* Exercise requirements
Locate the lines of the listing below that hold "APARTAMENTIT", then copy each of them.

________________

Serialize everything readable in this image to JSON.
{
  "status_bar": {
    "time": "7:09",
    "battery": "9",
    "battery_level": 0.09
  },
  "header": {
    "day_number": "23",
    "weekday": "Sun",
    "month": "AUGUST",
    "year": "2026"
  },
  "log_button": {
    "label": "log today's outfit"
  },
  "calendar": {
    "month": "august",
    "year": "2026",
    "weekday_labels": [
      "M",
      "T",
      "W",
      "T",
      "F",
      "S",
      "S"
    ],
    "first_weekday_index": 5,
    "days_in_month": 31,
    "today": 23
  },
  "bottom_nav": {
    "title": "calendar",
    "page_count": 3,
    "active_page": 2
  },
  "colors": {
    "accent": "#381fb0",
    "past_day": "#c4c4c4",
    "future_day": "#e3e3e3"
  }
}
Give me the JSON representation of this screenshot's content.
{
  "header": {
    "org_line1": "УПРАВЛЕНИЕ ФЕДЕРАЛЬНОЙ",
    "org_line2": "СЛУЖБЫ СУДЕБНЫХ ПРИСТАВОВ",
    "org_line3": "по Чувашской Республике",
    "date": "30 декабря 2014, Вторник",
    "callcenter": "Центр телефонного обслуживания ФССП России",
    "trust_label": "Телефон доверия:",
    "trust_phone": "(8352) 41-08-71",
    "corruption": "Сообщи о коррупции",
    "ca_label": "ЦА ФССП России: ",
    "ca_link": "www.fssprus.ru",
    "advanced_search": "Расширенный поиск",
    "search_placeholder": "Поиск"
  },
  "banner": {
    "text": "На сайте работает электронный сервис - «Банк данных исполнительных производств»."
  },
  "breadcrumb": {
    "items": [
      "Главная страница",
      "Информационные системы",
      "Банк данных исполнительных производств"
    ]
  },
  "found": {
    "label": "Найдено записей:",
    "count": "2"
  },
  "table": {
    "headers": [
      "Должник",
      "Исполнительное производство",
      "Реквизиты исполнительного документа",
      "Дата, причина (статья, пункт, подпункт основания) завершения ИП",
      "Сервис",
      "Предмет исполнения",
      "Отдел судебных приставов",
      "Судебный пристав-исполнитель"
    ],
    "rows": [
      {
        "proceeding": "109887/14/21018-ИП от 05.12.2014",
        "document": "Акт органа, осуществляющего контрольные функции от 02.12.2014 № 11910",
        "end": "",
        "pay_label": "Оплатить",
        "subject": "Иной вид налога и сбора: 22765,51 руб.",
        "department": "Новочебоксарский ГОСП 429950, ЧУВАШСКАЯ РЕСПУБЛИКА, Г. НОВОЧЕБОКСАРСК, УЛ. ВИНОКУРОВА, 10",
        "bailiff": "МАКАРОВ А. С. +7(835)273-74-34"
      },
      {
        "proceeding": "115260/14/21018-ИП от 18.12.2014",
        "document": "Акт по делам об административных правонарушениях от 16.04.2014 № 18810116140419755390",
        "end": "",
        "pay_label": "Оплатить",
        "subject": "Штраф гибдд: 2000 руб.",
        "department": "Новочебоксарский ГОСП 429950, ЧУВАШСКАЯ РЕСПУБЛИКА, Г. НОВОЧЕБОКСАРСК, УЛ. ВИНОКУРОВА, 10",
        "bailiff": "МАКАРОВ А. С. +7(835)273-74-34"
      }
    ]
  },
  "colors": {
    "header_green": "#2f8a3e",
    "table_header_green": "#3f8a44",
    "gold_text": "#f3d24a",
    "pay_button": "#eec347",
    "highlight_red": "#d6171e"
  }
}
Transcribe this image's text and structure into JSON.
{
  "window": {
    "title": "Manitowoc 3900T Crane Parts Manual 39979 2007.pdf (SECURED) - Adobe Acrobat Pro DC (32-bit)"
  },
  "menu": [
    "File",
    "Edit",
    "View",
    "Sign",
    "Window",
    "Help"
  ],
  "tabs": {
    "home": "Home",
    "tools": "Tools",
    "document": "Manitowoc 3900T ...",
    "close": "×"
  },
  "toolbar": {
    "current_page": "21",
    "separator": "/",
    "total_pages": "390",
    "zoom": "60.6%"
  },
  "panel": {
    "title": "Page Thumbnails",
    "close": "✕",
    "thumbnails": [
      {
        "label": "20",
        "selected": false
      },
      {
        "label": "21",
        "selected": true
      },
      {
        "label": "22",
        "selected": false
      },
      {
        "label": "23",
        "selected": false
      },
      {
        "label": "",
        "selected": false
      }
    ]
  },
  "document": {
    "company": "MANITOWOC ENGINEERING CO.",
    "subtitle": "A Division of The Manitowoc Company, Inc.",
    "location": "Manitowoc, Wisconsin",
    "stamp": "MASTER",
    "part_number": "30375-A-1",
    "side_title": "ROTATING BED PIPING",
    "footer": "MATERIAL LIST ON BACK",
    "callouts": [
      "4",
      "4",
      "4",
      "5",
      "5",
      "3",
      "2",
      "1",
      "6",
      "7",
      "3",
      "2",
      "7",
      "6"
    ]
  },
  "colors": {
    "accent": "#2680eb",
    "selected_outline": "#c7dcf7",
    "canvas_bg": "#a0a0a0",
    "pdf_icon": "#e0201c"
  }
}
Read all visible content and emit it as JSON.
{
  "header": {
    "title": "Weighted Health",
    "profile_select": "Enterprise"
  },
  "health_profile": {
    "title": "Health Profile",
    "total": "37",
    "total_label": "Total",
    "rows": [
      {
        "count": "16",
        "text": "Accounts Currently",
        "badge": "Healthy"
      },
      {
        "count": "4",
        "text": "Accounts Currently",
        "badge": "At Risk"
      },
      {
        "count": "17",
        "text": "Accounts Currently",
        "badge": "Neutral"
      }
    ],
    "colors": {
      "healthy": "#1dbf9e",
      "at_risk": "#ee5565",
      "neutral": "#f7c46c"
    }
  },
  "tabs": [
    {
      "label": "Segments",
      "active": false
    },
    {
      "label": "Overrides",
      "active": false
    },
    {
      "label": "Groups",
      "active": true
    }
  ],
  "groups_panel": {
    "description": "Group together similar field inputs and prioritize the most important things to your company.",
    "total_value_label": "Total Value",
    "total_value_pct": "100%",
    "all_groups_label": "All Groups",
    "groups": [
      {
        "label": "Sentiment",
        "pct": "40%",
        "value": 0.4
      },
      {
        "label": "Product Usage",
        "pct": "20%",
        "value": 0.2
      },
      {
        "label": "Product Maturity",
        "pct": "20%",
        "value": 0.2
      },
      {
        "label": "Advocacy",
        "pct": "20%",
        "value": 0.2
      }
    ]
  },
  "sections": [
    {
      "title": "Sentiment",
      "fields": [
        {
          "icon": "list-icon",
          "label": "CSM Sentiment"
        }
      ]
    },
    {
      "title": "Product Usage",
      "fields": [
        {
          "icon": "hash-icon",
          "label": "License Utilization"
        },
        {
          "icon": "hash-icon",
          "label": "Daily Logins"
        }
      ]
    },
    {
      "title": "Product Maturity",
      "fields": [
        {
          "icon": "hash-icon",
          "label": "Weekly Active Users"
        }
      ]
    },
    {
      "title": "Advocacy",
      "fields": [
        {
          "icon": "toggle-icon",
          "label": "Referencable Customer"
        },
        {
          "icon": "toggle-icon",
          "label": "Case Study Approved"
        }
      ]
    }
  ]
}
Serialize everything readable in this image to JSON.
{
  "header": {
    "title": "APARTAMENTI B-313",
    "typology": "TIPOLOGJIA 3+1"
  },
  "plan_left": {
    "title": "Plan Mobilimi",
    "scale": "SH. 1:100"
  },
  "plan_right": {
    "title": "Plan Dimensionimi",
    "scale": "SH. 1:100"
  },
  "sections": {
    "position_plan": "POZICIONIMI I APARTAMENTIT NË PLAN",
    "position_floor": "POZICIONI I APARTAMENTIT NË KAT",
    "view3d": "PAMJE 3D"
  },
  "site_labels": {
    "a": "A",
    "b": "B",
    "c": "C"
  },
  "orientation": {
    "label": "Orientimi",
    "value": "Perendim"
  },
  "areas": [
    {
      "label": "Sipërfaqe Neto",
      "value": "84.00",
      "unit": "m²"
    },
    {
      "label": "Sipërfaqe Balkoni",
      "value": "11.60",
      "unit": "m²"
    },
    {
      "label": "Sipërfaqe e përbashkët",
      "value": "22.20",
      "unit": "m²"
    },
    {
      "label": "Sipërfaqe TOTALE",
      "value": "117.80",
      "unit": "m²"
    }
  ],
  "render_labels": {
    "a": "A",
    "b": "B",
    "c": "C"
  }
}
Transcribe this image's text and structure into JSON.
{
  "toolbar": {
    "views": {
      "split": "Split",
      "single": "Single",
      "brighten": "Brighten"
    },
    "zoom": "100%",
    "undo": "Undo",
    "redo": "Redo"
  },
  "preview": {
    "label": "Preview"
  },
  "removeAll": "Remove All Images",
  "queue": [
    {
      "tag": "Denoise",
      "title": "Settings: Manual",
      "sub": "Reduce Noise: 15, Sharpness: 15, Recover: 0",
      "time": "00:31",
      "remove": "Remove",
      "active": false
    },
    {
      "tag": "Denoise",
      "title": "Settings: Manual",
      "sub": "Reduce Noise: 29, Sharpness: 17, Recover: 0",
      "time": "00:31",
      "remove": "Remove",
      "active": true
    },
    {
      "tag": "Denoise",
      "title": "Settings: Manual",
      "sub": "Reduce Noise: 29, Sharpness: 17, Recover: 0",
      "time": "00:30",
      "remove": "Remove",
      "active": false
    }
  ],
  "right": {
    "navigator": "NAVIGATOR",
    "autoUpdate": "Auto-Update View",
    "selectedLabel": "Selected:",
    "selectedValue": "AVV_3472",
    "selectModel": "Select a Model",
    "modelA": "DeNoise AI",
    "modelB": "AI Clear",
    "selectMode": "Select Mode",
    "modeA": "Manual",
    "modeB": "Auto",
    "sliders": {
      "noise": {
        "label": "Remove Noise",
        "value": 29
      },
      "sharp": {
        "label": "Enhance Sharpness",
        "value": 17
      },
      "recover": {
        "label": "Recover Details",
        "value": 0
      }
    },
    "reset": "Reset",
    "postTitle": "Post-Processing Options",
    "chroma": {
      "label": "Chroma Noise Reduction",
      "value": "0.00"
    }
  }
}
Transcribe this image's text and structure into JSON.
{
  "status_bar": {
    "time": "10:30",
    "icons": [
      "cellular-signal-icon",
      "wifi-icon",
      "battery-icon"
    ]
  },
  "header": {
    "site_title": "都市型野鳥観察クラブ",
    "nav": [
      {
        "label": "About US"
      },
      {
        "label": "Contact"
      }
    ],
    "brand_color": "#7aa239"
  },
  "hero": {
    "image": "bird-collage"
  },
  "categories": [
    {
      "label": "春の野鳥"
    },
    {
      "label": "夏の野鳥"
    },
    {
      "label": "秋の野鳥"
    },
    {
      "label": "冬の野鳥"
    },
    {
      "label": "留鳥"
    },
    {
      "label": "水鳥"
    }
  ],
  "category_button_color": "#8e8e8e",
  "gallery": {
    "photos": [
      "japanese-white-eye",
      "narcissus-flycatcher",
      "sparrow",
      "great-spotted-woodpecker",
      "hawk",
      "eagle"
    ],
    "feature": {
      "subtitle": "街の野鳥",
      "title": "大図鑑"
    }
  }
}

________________

* Solution for this task
    "position_plan": "POZICIONIMI I APARTAMENTIT NË PLAN",
    "position_floor": "POZICIONI I APARTAMENTIT NË KAT",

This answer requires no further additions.